» Assignment: Please repeat all of the records, keeping every word unchanged.

» Data:
========================

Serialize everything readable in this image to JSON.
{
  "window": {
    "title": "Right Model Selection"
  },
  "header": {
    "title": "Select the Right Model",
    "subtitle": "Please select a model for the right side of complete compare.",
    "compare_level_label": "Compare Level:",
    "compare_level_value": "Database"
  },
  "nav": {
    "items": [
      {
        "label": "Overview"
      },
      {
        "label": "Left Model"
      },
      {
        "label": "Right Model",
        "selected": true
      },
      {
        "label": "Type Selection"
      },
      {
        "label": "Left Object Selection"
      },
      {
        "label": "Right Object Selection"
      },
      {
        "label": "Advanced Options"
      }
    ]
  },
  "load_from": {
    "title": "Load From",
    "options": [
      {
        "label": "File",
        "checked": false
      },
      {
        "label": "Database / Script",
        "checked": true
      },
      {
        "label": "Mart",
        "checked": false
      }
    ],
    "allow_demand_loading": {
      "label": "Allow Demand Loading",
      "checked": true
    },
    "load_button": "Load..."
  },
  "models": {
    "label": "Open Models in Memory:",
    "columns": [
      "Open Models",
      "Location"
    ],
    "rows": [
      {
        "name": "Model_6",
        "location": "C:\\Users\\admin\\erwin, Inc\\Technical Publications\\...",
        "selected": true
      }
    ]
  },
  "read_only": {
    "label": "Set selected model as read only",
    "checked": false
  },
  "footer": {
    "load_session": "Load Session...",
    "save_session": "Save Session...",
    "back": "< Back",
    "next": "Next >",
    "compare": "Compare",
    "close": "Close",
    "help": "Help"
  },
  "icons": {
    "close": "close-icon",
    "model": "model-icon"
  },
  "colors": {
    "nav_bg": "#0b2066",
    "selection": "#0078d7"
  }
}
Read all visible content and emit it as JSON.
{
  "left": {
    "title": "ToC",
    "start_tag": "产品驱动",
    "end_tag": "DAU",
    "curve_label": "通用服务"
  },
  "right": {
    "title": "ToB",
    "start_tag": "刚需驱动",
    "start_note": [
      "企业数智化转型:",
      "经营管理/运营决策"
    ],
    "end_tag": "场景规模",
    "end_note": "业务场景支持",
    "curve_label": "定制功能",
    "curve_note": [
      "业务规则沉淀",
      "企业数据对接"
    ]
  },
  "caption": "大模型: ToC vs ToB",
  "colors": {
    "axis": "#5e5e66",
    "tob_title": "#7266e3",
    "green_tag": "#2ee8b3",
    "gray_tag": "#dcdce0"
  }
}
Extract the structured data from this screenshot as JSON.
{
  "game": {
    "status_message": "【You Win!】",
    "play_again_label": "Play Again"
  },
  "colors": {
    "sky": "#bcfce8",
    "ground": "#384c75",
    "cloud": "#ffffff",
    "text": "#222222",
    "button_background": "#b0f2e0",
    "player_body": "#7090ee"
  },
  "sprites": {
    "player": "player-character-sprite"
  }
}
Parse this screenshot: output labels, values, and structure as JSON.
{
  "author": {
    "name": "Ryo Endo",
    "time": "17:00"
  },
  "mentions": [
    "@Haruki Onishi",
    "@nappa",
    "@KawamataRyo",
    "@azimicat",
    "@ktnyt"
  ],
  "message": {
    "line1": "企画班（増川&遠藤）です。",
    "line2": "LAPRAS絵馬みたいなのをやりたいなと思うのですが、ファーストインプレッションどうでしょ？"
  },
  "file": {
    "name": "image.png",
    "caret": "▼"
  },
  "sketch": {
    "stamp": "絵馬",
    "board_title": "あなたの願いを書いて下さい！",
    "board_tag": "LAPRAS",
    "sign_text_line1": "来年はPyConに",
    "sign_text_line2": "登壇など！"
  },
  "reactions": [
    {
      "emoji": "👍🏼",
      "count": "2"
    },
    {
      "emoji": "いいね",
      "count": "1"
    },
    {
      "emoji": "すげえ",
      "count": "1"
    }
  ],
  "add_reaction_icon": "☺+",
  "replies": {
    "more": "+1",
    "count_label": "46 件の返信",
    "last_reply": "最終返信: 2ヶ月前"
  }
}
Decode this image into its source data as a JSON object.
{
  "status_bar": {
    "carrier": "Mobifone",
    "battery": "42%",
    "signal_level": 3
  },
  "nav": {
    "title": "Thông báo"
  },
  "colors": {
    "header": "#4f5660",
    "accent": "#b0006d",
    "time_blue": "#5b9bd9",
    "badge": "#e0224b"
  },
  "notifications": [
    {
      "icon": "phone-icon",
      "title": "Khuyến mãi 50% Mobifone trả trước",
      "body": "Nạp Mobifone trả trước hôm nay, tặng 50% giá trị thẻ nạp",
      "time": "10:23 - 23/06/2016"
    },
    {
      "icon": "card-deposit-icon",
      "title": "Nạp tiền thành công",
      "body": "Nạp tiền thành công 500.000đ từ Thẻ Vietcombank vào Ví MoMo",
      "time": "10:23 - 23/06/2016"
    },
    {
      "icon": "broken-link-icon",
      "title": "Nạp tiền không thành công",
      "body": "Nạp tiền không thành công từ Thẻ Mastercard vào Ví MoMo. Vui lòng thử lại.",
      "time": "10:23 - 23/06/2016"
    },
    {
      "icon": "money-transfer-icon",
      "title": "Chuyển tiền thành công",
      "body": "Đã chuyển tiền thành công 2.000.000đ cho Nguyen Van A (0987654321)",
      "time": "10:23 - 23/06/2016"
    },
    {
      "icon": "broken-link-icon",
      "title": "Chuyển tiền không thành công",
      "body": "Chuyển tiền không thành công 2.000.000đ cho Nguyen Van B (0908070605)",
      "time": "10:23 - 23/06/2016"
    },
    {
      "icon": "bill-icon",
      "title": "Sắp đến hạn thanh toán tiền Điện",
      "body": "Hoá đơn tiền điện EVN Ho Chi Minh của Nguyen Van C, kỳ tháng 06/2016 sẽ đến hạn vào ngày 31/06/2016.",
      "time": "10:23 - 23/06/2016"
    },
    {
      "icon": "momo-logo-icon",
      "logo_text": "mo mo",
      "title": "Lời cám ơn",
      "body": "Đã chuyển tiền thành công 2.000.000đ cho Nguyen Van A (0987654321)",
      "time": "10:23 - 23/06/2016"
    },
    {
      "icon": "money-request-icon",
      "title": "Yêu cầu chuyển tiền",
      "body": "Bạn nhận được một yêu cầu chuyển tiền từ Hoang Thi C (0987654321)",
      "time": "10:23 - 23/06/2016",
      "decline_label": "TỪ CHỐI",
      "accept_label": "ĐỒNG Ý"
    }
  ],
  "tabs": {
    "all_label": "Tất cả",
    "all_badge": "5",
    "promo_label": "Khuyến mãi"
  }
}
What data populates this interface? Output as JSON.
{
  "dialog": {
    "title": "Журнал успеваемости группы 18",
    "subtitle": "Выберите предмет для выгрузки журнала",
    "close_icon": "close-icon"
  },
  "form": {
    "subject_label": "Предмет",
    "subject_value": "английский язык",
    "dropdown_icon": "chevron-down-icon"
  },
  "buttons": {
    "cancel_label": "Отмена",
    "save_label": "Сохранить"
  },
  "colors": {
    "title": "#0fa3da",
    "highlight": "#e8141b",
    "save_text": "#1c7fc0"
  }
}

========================

» Response:
Serialize everything readable in this image to JSON.
{
  "window": {
    "title": "Right Model Selection"
  },
  "header": {
    "title": "Select the Right Model",
    "subtitle": "Please select a model for the right side of complete compare.",
    "compare_level_label": "Compare Level:",
    "compare_level_value": "Database"
  },
  "nav": {
    "items": [
      {
        "label": "Overview"
      },
      {
        "label": "Left Model"
      },
      {
        "label": "Right Model",
        "selected": true
      },
      {
        "label": "Type Selection"
      },
      {
        "label": "Left Object Selection"
      },
      {
        "label": "Right Object Selection"
      },
      {
        "label": "Advanced Options"
      }
    ]
  },
  "load_from": {
    "title": "Load From",
    "options": [
      {
        "label": "File",
        "checked": false
      },
      {
        "label": "Database / Script",
        "checked": true
      },
      {
        "label": "Mart",
        "checked": false
      }
    ],
    "allow_demand_loading": {
      "label": "Allow Demand Loading",
      "checked": true
    },
    "load_button": "Load..."
  },
  "models": {
    "label": "Open Models in Memory:",
    "columns": [
      "Open Models",
      "Location"
    ],
    "rows": [
      {
        "name": "Model_6",
        "location": "C:\\Users\\admin\\erwin, Inc\\Technical Publications\\...",
        "selected": true
      }
    ]
  },
  "read_only": {
    "label": "Set selected model as read only",
    "checked": false
  },
  "footer": {
    "load_session": "Load Session...",
    "save_session": "Save Session...",
    "back": "< Back",
    "next": "Next >",
    "compare": "Compare",
    "close": "Close",
    "help": "Help"
  },
  "icons": {
    "close": "close-icon",
    "model": "model-icon"
  },
  "colors": {
    "nav_bg": "#0b2066",
    "selection": "#0078d7"
  }
}
Read all visible content and emit it as JSON.
{
  "left": {
    "title": "ToC",
    "start_tag": "产品驱动",
    "end_tag": "DAU",
    "curve_label": "通用服务"
  },
  "right": {
    "title": "ToB",
    "start_tag": "刚需驱动",
    "start_note": [
      "企业数智化转型:",
      "经营管理/运营决策"
    ],
    "end_tag": "场景规模",
    "end_note": "业务场景支持",
    "curve_label": "定制功能",
    "curve_note": [
      "业务规则沉淀",
      "企业数据对接"
    ]
  },
  "caption": "大模型: ToC vs ToB",
  "colors": {
    "axis": "#5e5e66",
    "tob_title": "#7266e3",
    "green_tag": "#2ee8b3",
    "gray_tag": "#dcdce0"
  }
}
Extract the structured data from this screenshot as JSON.
{
  "game": {
    "status_message": "【You Win!】",
    "play_again_label": "Play Again"
  },
  "colors": {
    "sky": "#bcfce8",
    "ground": "#384c75",
    "cloud": "#ffffff",
    "text": "#222222",
    "button_background": "#b0f2e0",
    "player_body": "#7090ee"
  },
  "sprites": {
    "player": "player-character-sprite"
  }
}
Parse this screenshot: output labels, values, and structure as JSON.
{
  "author": {
    "name": "Ryo Endo",
    "time": "17:00"
  },
  "mentions": [
    "@Haruki Onishi",
    "@nappa",
    "@KawamataRyo",
    "@azimicat",
    "@ktnyt"
  ],
  "message": {
    "line1": "企画班（増川&遠藤）です。",
    "line2": "LAPRAS絵馬みたいなのをやりたいなと思うのですが、ファーストインプレッションどうでしょ？"
  },
  "file": {
    "name": "image.png",
    "caret": "▼"
  },
  "sketch": {
    "stamp": "絵馬",
    "board_title": "あなたの願いを書いて下さい！",
    "board_tag": "LAPRAS",
    "sign_text_line1": "来年はPyConに",
    "sign_text_line2": "登壇など！"
  },
  "reactions": [
    {
      "emoji": "👍🏼",
      "count": "2"
    },
    {
      "emoji": "いいね",
      "count": "1"
    },
    {
      "emoji": "すげえ",
      "count": "1"
    }
  ],
  "add_reaction_icon": "☺+",
  "replies": {
    "more": "+1",
    "count_label": "46 件の返信",
    "last_reply": "最終返信: 2ヶ月前"
  }
}
Decode this image into its source data as a JSON object.
{
  "status_bar": {
    "carrier": "Mobifone",
    "battery": "42%",
    "signal_level": 3
  },
  "nav": {
    "title": "Thông báo"
  },
  "colors": {
    "header": "#4f5660",
    "accent": "#b0006d",
    "time_blue": "#5b9bd9",
    "badge": "#e0224b"
  },
  "notifications": [
    {
      "icon": "phone-icon",
      "title": "Khuyến mãi 50% Mobifone trả trước",
      "body": "Nạp Mobifone trả trước hôm nay, tặng 50% giá trị thẻ nạp",
      "time": "10:23 - 23/06/2016"
    },
    {
      "icon": "card-deposit-icon",
      "title": "Nạp tiền thành công",
      "body": "Nạp tiền thành công 500.000đ từ Thẻ Vietcombank vào Ví MoMo",
      "time": "10:23 - 23/06/2016"
    },
    {
      "icon": "broken-link-icon",
      "title": "Nạp tiền không thành công",
      "body": "Nạp tiền không thành công từ Thẻ Mastercard vào Ví MoMo. Vui lòng thử lại.",
      "time": "10:23 - 23/06/2016"
    },
    {
      "icon": "money-transfer-icon",
      "title": "Chuyển tiền thành công",
      "body": "Đã chuyển tiền thành công 2.000.000đ cho Nguyen Van A (0987654321)",
      "time": "10:23 - 23/06/2016"
    },
    {
      "icon": "broken-link-icon",
      "title": "Chuyển tiền không thành công",
      "body": "Chuyển tiền không thành công 2.000.000đ cho Nguyen Van B (0908070605)",
      "time": "10:23 - 23/06/2016"
    },
    {
      "icon": "bill-icon",
      "title": "Sắp đến hạn thanh toán tiền Điện",
      "body": "Hoá đơn tiền điện EVN Ho Chi Minh của Nguyen Van C, kỳ tháng 06/2016 sẽ đến hạn vào ngày 31/06/2016.",
      "time": "10:23 - 23/06/2016"
    },
    {
      "icon": "momo-logo-icon",
      "logo_text": "mo mo",
      "title": "Lời cám ơn",
      "body": "Đã chuyển tiền thành công 2.000.000đ cho Nguyen Van A (0987654321)",
      "time": "10:23 - 23/06/2016"
    },
    {
      "icon": "money-request-icon",
      "title": "Yêu cầu chuyển tiền",
      "body": "Bạn nhận được một yêu cầu chuyển tiền từ Hoang Thi C (0987654321)",
      "time": "10:23 - 23/06/2016",
      "decline_label": "TỪ CHỐI",
      "accept_label": "ĐỒNG Ý"
    }
  ],
  "tabs": {
    "all_label": "Tất cả",
    "all_badge": "5",
    "promo_label": "Khuyến mãi"
  }
}
What data populates this interface? Output as JSON.
{
  "dialog": {
    "title": "Журнал успеваемости группы 18",
    "subtitle": "Выберите предмет для выгрузки журнала",
    "close_icon": "close-icon"
  },
  "form": {
    "subject_label": "Предмет",
    "subject_value": "английский язык",
    "dropdown_icon": "chevron-down-icon"
  },
  "buttons": {
    "cancel_label": "Отмена",
    "save_label": "Сохранить"
  },
  "colors": {
    "title": "#0fa3da",
    "highlight": "#e8141b",
    "save_text": "#1c7fc0"
  }
}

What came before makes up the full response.